My name: Dan Krovich My current festival: Atlanta Film Festival
My title: Festival Director
Other fests I've worked for: Maryland Film Festival
Three movies that best represent my personal tastes: Three was definitely too few, but I decided to limit myself to 10. (Of course, then I went to 11.) Capturing the Friedmans, Elephant, Funny Games, Harold and Maude, Hukkle, Morvern Callar, Moulin Rouge, Piranha, Primer, Schizopolis, The Unbelievable Truth.
When I'm not watching movies I like to: Who would have thought that this would be the most difficult to answer? I like sports, but I seem to do a lot more watching of them than playing - tennis, football, college basketball. I also like to read, and I seem to be more on a nonfiction kick lately.
A movie I recently programmed that I consider to be a great personal discovery: Make-Out With Violence - What I liked most about it is that I couldn't easily describe it. It didn't fall into a simple categorization so it felt very fresh. It had creativity, originality, and the energy of new filmmakers.
When filmmakers ask me "What's different about your film festival?" I say: We're a general festival in that we show all genres and types of films, and I feel like we are really democratic across the genres. For example, the competition section will often feature films that might traditionally play in a midnight section at other festivals.

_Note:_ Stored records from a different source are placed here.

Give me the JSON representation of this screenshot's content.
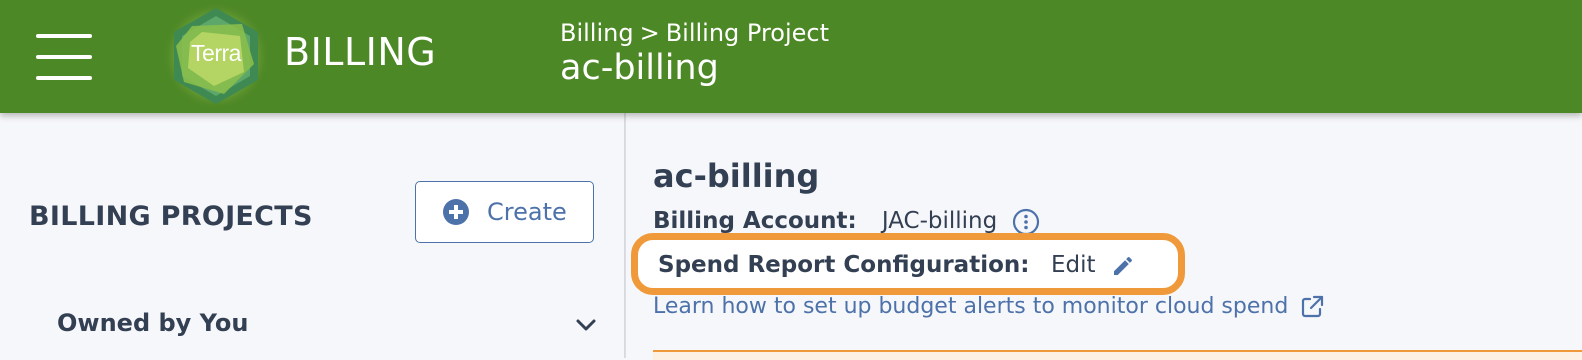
{
  "header": {
    "logo_text": "Terra",
    "app_title": "BILLING",
    "breadcrumb": [
      "Billing",
      "Billing Project"
    ],
    "breadcrumb_separator": ">",
    "page_name": "ac-billing",
    "bar_color": "#4d8826"
  },
  "sidebar": {
    "section_title": "BILLING PROJECTS",
    "create_label": "Create",
    "owned_section_label": "Owned by You",
    "owned_section_icon": "chevron-down-icon"
  },
  "main": {
    "project_title": "ac-billing",
    "billing_account_label": "Billing Account:",
    "billing_account_value": "JAC-billing",
    "billing_account_icon": "info-icon",
    "spend_report_label": "Spend Report Configuration:",
    "edit_label": "Edit",
    "edit_icon": "pencil-icon",
    "learn_link": "Learn how to set up budget alerts to monitor cloud spend",
    "learn_link_icon": "external-link-icon"
  },
  "colors": {
    "accent_blue": "#4d72aa",
    "highlight_orange": "#f0993a",
    "text_dark": "#333f52"
  }
}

Our festival audience has come to expect: What I hope they've come to expect is to be challenged. We have our share of what I would call the more "mainstream indies" from indie distributors that are doing the festival circuit. Those are great, but I really like it when I see an audience take a chance on something that perhaps doesn't come with a recognizable cast or a pedigree of showings at the major festivals.

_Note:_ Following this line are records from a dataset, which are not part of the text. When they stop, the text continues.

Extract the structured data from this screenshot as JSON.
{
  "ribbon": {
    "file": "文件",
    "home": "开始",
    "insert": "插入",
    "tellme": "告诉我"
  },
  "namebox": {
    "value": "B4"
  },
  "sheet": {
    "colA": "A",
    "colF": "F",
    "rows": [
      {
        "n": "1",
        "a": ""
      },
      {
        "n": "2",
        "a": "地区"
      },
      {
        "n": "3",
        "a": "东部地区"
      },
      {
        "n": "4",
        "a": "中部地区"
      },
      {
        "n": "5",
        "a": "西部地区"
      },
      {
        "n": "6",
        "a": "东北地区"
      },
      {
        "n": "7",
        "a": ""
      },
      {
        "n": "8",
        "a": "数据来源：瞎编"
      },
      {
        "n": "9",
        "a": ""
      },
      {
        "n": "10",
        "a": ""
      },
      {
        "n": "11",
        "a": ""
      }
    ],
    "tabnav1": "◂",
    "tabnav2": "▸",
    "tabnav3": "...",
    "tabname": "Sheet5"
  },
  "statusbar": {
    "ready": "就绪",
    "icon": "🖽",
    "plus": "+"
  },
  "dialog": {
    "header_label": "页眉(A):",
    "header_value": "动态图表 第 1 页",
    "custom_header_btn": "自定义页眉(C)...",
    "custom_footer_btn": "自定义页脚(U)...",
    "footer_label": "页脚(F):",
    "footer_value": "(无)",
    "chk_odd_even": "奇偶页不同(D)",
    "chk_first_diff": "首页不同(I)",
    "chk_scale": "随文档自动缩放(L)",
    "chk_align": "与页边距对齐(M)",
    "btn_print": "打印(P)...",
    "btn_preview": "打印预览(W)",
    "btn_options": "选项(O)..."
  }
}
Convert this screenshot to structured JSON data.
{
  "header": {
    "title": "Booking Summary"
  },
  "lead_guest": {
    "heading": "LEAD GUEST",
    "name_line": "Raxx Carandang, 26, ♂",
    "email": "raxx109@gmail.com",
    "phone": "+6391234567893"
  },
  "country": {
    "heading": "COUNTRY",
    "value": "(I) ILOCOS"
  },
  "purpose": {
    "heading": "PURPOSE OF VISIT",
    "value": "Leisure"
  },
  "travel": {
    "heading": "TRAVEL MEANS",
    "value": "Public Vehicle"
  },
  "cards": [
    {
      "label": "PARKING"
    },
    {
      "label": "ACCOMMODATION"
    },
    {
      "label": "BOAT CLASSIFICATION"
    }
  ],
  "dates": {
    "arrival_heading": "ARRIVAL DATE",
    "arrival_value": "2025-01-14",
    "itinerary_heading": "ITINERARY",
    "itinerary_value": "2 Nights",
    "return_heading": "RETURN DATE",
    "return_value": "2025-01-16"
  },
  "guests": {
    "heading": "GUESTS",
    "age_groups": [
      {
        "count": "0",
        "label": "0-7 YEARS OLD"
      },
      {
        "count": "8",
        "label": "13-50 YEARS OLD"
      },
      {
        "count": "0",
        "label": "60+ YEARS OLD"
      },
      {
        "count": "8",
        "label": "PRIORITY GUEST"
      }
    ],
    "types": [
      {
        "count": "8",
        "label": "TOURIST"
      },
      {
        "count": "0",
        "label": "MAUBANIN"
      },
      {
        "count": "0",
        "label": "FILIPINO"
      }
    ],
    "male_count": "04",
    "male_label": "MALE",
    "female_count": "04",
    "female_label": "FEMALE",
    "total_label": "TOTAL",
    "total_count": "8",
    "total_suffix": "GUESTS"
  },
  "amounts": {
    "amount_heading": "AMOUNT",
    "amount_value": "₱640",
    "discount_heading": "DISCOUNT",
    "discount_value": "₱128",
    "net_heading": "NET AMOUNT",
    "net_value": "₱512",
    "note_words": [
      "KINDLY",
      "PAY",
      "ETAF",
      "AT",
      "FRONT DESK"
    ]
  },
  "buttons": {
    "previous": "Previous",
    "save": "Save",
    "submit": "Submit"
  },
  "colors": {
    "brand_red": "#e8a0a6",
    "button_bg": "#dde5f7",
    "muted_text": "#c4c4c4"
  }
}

We program the following categories of films: narrative features, documentary features, narrative shorts, documentary shorts, animated, experimental.
A recent trend I have noticed in submissions of which I disapprove: One thing I've noticed a lot that I'm not a big fan of is starting the film at the end and then jumping back in time. It can take the suspense out of the rest of the movie because I know where the movie has to end up, and if you put a character in jeopardy I know they have to get to the scene that I've already seen. I was trying to come up with a trend that would be positive, but when you watch so many entries anything that you see enough to classify as a trend can become old quickly.
The submissions period for our next festival is: Our final submission deadline is December 18, 2009
Filmmakers can contact me here: email@example.com
If I could impart one thing to filmmakers about submitting to my festival, it would be: Originality is a big key to standing out. We receive many very good submissions, and they can sometimes run together and start to seem overly familiar. A film stands out when there's something about it that feels new and fresh. It can be the story, a character, a setting, or filmmaking style. That's a difficult thing to pull off when a programmer is watching literally hundreds of films, but when you see it it's really exciting, and it can make you forget about some of the shortcomings a film might have in other areas.